→ **WORK TO BE COMPLETED**: Gather, from the data below, each line in which the word "JSON" occurs.

→ **AVAILABLE DATA**:
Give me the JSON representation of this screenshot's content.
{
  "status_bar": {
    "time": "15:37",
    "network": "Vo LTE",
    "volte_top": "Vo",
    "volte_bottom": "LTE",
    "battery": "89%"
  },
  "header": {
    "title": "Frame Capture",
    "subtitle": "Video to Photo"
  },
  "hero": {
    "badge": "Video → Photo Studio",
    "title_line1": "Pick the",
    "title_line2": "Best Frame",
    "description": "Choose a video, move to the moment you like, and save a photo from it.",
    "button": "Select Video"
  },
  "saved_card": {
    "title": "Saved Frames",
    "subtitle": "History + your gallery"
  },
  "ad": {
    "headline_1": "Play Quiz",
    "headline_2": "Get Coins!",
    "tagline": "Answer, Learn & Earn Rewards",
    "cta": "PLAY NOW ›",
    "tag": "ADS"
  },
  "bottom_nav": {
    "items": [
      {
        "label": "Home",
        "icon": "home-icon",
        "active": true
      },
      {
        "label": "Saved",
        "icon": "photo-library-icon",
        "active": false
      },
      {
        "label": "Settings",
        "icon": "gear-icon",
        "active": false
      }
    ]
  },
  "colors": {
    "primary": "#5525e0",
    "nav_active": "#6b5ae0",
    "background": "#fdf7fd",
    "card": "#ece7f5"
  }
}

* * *

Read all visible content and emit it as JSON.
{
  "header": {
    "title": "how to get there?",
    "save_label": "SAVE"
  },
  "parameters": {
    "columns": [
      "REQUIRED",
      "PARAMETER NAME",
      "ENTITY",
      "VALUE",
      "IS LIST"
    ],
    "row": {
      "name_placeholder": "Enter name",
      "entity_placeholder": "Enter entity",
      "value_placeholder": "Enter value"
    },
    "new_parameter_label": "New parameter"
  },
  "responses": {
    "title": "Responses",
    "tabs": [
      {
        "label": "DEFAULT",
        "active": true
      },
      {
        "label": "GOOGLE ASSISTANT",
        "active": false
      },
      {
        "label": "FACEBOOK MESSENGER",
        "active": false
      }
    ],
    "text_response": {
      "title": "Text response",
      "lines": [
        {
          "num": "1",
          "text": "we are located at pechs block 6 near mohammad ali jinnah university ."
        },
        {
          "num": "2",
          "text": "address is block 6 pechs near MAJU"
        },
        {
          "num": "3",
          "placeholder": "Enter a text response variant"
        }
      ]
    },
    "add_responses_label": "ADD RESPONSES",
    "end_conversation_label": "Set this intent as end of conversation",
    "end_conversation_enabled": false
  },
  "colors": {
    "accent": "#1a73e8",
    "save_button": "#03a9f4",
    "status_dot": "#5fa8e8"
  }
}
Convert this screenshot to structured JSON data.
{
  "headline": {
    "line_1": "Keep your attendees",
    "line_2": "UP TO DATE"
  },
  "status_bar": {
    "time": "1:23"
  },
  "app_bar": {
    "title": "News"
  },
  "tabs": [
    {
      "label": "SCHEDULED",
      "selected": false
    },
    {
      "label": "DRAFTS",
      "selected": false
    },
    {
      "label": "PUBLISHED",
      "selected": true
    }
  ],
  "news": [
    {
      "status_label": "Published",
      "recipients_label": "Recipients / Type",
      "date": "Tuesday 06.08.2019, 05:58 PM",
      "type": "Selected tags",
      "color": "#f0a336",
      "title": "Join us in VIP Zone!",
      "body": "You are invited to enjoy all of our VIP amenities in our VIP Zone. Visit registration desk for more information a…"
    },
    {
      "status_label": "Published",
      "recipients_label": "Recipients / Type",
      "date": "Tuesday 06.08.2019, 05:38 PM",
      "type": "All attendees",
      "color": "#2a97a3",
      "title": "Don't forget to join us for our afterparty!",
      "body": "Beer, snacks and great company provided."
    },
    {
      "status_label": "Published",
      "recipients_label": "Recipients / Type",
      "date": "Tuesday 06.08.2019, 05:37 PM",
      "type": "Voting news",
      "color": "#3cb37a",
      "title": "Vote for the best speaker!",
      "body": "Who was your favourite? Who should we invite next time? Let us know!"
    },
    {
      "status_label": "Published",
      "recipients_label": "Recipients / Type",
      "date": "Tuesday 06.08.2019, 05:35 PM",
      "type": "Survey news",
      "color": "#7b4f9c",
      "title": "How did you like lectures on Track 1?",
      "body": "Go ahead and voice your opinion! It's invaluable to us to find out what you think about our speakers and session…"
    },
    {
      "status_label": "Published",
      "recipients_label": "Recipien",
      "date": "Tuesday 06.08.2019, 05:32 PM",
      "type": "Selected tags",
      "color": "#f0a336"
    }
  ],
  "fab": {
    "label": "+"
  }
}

→ **RESULT OF THIS TASK**:
Give me the JSON representation of this screenshot's content.
Read all visible content and emit it as JSON.
Convert this screenshot to structured JSON data.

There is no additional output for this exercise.